Sen. Lindsay Graham

The Times Square incident of April 31 must have brought back some very painful memories of 9/11.  There is no telling the extent of the damage had the makeshift bomb exploded. Times Square, New York City, on a Saturday night, was the perfect time and place to send a bloody message to the new administration.

Yet the Shahzad story differs from the regular events that chronicle the war on terror. Unlike the 9/11 masterminds or the underwear bomber, Shahzad is a US citizen. Married with children, cumulatinga BA and a MBA, owner of a nice house in Connecticut, Faisal Shahzad’s only link to Pakistani talibans may have been tedious, az nothing in his past suggested he would suddenly turn against the nation he called home. Despite taking off to Pakistan after cumulating financial downfalls and a separation from his wife, Shahzad is no ideological jihadist nor a professional bomber trained for years in Waziristan – a recent 8 months trip would have provided the informations he needed to come up with his set-up, but this was amateur, likely to fail technology.

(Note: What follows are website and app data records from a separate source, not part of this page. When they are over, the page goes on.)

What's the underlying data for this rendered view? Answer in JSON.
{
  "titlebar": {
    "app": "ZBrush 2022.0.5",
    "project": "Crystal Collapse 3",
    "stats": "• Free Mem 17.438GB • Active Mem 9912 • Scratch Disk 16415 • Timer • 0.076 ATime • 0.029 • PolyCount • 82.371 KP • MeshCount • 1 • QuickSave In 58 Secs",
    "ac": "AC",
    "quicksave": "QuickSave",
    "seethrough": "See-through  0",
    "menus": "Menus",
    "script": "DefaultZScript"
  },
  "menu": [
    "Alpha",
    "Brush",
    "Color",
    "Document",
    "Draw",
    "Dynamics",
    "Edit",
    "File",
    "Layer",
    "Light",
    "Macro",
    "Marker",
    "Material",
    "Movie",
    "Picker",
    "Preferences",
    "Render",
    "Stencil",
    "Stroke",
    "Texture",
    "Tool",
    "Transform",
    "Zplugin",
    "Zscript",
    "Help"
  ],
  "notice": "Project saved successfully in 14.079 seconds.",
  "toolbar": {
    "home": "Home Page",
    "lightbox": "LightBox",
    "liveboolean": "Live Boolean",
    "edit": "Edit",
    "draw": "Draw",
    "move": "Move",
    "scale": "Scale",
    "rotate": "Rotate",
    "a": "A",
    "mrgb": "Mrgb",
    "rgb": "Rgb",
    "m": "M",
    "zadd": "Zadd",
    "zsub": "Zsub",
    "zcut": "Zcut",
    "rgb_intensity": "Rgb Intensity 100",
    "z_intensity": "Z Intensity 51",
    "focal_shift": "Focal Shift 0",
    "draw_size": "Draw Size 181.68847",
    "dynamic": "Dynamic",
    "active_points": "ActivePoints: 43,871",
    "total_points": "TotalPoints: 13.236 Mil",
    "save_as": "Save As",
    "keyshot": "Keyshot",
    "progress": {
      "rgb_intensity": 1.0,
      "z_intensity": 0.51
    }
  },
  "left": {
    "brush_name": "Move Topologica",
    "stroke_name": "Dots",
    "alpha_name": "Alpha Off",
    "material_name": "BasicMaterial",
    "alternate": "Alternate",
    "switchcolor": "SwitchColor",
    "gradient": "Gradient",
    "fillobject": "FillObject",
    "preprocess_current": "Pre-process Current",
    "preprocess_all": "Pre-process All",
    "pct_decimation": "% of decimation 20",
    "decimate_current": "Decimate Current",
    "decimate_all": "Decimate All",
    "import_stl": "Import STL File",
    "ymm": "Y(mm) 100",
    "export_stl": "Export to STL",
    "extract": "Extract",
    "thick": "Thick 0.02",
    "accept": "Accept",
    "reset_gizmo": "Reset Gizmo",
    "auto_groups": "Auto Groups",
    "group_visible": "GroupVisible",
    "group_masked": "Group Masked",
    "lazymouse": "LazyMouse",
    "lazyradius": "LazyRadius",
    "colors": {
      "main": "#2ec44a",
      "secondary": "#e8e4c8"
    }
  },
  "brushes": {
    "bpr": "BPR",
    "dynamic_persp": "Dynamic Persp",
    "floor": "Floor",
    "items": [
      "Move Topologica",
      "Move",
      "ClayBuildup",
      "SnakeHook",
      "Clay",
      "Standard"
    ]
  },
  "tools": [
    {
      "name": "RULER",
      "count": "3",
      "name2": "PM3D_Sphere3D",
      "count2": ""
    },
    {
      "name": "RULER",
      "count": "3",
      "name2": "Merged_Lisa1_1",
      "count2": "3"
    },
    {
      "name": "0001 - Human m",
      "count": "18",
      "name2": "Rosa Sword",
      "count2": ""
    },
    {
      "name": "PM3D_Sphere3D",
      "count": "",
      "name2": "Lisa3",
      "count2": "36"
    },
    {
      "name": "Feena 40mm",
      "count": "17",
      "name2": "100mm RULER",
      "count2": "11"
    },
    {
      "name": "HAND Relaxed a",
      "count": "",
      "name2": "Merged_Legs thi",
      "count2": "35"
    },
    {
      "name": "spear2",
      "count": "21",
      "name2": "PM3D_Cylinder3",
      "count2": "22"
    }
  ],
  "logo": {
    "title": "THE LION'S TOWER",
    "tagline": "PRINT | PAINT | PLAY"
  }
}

Shahzad was arrested and taken for questioning, then immediately confessed.  At that time, he hadn’t been mirandized. The Pentagon issued a statement saying that a court appearance was not time-sensitive as it would put a stop the flow of confessions that could be of prime importance. Senator McCain, the unlucky runner of the 2008 presidential election, is applauding this move. Catering to his radical base, McCain is of the perception that it’s perfectly acceptable to bluntly deny a citizen his constitutional rights, calling Mirandizing a suspected a terrorist “a serious mistake”.

Keith Olbermann said it better than I could: not only could this imply that Shahzad, if experiencing a change of mind or better legal counsel, could walk free on grounds of unconstitutionality -it could also mean the beginning of a terror state, where citizens are no longer protected by the basic civil rights their own constitution provides. It would also be a violation of human rights. The danger here is that Attorney General Eric Holder seems to follow McCain’s logic. But the Constitution is clear: the Fifth and Sixth Amendments, both dating back to the aulde age of Magna Carta, later led to the 1966 case Miranda vs Arizona.  The Supreme Court decision is clear:

The person in custody must, prior to interrogation, be clearly informed that he has the right to remain silent, and that anything he says will be used against him in the court of law; he must be clearly informed that he has the right to consult with a lawyer and to have the lawyer with him during interrogation, and that, if he is indigent, a lawyer will be appointed to represent him.

In a broader, more general aspect, the International Convention of Political and Civil Rights (ICCPR) states the same in Articles 9-1 and 9-2:

Everyone has the right to liberty and security of person. No one shall be subjected to arbitrary arrest or detention. No one shall be deprived of his liberty except on such grounds and in accordance with such procedure as are established by law. […] Anyone who is arrested shall be informed, at the time of arrest, of the reasons for his arrest and shall be promptly informed of any charges against him.

This is getting scarier and scarier. In order to accelerate the freefall into a well of north Korean madness, Senator Graham, no stranger to methods of control and coercion, went even further. One of the majr flaws exposed in the Shahzad hunt lied in that a terrorism suspect, already placed on the no-fly list, could still buy a gun or explosives. Mayor Bloomberg of New York City, convened with the safety of a city becoming a favorite target, suggested that suspected or hunted terrorists be blocked from purchasing firearms or detonating weapons. If that sounds likesheer common sense to you, listen to Graham’s response, as quoted in The Huffington Post (5-5-10):

“We’re talking about a constitutional right here,” he said, explaining that he could not support a bill that would force “innocent Americans” to “pay the cost of going to court to get their gun rights back.”

There is no limit to his hypocrisy. Graham argues his refusal to block anyone from buying guns is out of respect for the 2nd Amendment. Graham is going to considerable lengths to endanger a population in the name of the Constitution. The right to bear arms was written in out of protection against a potential invading enemy. Terrorism is precisely the enemy of the state. In that situation, regardless of their actions, a terrorist who would also be a citizen would receive the protection of the Constitution. It’s a noble, albeit slightly controversial position. But Graham is installing a hierarchy in fundamental rights – the purpose behind Miranda is to guarantee due process of the law, regardless of whether the suspect is a citizen or not. Being in America means receiving a fair trial and being protected by Habeas Corpus. Would this not be America anymore?

The utmost, fundamental, historical rights so clearly tied to America being “the land of the free” could and should be waivered, according to Graham. Let them buy explosives, but god forbid they should be given any rights, like that of receiving legal assistance or not to be indefinitely detained.  The right to kill would prevail over core civil liberties? That Lindsay Graham is allowed to hold office despite an incredibly flawed reading of the law is beyond me. I would put Graham on my no-fly list for reckless endangerment of the nation and of its interests, as  as violation of fundamental rights. Step down, Lindsay, and remember – you do not have the right to remain silent, and you do not have the right to a lawyer.